Task to carry out
Filter the data for lines with the word "JSON", then copy every line so identified.

Dataset excerpts START

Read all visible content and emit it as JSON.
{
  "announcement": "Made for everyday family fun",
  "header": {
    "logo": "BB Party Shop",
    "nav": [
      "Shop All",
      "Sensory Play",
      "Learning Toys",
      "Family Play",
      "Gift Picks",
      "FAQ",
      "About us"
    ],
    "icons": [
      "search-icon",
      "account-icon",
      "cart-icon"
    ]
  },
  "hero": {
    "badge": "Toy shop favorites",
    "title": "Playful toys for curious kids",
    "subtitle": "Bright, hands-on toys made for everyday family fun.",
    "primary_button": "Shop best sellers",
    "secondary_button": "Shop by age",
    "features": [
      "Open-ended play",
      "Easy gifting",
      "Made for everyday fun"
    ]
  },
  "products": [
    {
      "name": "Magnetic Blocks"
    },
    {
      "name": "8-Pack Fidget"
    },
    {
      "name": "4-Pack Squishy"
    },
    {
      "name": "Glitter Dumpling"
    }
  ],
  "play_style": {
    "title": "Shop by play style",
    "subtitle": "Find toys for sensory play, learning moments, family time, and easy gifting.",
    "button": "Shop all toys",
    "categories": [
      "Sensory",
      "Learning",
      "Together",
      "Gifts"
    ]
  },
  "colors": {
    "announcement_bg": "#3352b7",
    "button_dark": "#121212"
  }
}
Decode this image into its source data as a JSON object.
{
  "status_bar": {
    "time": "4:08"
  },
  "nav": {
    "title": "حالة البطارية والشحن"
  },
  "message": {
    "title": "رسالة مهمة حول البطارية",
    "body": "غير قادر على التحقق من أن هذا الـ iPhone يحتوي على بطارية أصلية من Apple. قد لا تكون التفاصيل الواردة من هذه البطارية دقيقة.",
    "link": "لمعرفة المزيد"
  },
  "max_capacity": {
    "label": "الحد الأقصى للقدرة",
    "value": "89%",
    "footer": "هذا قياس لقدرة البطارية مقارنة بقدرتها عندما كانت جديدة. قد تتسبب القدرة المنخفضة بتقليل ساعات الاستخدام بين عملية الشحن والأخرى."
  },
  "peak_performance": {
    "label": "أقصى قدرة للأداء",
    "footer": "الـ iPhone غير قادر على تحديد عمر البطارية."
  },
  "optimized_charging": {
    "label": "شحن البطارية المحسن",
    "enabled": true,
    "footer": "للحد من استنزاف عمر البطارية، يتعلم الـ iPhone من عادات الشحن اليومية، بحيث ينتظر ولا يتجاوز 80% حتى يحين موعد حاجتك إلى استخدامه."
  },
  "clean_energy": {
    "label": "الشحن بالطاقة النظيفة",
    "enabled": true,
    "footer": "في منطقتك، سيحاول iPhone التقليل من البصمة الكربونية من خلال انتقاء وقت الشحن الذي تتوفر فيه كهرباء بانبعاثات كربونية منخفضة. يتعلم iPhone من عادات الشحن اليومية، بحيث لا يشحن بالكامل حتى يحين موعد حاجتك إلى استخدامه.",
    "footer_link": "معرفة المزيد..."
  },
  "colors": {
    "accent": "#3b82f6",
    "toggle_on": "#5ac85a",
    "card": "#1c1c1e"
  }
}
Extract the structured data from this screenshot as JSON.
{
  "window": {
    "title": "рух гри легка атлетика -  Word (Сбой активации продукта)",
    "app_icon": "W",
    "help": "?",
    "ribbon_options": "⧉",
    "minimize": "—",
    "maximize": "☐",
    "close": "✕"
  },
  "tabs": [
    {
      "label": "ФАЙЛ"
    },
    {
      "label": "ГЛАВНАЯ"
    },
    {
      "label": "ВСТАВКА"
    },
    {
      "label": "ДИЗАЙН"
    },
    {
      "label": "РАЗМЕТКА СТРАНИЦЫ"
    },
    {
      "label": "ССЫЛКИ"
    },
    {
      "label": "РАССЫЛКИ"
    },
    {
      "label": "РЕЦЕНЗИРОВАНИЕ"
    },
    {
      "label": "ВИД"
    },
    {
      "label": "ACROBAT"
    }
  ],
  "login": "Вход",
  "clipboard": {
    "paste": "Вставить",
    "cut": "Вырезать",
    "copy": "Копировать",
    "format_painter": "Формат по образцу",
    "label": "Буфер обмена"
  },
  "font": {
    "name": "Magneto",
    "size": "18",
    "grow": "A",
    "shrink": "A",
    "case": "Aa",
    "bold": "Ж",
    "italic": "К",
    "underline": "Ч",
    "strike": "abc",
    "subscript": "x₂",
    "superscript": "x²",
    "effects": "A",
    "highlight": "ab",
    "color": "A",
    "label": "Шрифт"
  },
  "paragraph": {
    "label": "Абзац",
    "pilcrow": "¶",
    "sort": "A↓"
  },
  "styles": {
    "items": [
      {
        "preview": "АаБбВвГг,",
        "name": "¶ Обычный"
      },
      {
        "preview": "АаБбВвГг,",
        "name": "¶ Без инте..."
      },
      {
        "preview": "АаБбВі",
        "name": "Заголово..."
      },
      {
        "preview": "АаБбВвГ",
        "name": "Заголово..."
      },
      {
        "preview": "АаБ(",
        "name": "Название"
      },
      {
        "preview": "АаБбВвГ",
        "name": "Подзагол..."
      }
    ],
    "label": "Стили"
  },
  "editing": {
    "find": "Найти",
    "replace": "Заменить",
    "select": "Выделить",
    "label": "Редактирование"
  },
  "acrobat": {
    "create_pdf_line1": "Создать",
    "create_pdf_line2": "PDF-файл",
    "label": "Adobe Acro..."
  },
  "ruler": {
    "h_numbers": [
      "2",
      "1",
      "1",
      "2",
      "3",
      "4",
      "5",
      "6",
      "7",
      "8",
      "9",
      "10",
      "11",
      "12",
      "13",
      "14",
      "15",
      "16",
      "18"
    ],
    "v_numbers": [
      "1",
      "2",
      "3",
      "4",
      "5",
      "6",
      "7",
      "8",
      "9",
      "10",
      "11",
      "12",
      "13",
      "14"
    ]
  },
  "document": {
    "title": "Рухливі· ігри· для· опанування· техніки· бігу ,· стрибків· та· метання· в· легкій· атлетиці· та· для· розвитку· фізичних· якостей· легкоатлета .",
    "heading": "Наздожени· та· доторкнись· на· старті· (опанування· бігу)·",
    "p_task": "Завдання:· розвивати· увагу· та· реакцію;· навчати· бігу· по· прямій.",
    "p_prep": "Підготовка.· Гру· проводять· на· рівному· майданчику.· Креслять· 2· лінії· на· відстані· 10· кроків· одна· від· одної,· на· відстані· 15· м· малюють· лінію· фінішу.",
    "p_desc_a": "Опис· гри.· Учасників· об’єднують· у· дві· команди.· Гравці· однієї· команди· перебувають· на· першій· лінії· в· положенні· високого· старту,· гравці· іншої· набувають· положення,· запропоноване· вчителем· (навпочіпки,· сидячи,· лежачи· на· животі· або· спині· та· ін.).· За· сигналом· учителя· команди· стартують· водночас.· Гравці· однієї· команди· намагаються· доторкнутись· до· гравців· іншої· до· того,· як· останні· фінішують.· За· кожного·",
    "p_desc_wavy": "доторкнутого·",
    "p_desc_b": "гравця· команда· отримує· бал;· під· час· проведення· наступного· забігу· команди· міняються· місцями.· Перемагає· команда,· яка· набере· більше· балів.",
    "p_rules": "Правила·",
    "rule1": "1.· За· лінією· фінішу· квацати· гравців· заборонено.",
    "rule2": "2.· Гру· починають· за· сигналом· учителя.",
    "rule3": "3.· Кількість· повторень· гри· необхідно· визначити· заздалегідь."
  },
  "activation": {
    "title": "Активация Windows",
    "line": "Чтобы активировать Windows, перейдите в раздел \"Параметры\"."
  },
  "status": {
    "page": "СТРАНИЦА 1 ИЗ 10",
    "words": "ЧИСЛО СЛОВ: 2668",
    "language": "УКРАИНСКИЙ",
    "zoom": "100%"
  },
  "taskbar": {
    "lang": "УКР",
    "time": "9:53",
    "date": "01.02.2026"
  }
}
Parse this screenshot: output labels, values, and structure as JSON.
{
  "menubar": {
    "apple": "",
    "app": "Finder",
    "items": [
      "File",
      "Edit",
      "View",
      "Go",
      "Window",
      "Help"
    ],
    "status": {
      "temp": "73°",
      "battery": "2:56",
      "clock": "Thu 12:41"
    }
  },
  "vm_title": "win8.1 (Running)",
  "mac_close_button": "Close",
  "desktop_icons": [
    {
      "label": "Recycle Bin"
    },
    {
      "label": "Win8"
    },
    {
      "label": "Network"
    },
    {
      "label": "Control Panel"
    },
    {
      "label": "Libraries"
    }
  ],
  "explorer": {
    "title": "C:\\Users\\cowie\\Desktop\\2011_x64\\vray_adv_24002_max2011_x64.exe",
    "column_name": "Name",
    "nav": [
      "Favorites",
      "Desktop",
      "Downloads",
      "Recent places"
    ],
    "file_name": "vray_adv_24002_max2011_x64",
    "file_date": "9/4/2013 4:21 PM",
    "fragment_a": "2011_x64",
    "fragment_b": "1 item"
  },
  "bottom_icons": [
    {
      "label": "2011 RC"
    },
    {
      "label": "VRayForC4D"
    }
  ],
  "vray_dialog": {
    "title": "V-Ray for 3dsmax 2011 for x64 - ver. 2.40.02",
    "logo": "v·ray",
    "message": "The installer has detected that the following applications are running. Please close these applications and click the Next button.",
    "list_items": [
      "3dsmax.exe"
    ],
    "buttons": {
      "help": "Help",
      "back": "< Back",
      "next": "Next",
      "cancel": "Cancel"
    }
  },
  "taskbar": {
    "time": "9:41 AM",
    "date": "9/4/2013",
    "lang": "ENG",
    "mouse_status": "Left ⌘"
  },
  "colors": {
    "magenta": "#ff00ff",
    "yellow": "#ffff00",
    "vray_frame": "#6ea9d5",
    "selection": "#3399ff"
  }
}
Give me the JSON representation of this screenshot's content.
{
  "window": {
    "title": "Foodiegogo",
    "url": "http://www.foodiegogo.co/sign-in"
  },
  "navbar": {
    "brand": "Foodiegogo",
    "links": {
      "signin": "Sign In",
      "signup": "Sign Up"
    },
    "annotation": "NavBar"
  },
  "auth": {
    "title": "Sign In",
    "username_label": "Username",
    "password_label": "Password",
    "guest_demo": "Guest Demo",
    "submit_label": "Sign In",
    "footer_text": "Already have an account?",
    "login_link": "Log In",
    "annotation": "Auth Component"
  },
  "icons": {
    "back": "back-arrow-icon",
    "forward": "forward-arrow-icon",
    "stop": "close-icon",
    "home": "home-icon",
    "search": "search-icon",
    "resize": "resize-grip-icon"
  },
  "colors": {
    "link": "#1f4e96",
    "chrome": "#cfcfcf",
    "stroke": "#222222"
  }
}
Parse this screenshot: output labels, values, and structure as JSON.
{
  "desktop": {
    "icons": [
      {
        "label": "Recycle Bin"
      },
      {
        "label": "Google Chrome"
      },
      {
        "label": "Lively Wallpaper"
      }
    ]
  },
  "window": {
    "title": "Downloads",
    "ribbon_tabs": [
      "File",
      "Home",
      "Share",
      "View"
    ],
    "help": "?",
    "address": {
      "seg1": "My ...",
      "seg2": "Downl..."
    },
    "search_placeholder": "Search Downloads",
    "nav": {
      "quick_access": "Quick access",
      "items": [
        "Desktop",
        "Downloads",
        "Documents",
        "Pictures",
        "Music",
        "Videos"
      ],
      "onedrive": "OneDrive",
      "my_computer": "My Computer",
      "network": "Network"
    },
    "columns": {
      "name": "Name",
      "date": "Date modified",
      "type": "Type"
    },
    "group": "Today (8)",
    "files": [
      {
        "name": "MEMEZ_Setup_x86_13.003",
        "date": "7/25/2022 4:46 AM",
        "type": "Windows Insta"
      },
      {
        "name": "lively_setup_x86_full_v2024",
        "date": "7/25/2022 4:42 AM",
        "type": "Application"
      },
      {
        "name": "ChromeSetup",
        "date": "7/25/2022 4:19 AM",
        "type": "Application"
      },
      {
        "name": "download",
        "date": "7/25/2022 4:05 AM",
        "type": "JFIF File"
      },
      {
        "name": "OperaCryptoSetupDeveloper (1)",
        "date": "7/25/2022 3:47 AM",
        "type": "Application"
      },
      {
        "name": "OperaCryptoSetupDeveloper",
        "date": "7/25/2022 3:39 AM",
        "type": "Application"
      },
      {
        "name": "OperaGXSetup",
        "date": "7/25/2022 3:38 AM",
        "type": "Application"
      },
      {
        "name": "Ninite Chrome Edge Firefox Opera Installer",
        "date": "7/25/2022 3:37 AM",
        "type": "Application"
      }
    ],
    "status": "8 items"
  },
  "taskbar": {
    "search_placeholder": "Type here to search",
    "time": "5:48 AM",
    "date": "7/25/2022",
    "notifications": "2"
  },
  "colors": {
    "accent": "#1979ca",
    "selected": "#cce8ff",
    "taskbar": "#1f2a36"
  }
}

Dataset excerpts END

Response box
Read all visible content and emit it as JSON.
Decode this image into its source data as a JSON object.
Extract the structured data from this screenshot as JSON.
Parse this screenshot: output labels, values, and structure as JSON.
Give me the JSON representation of this screenshot's content.
Parse this screenshot: output labels, values, and structure as JSON.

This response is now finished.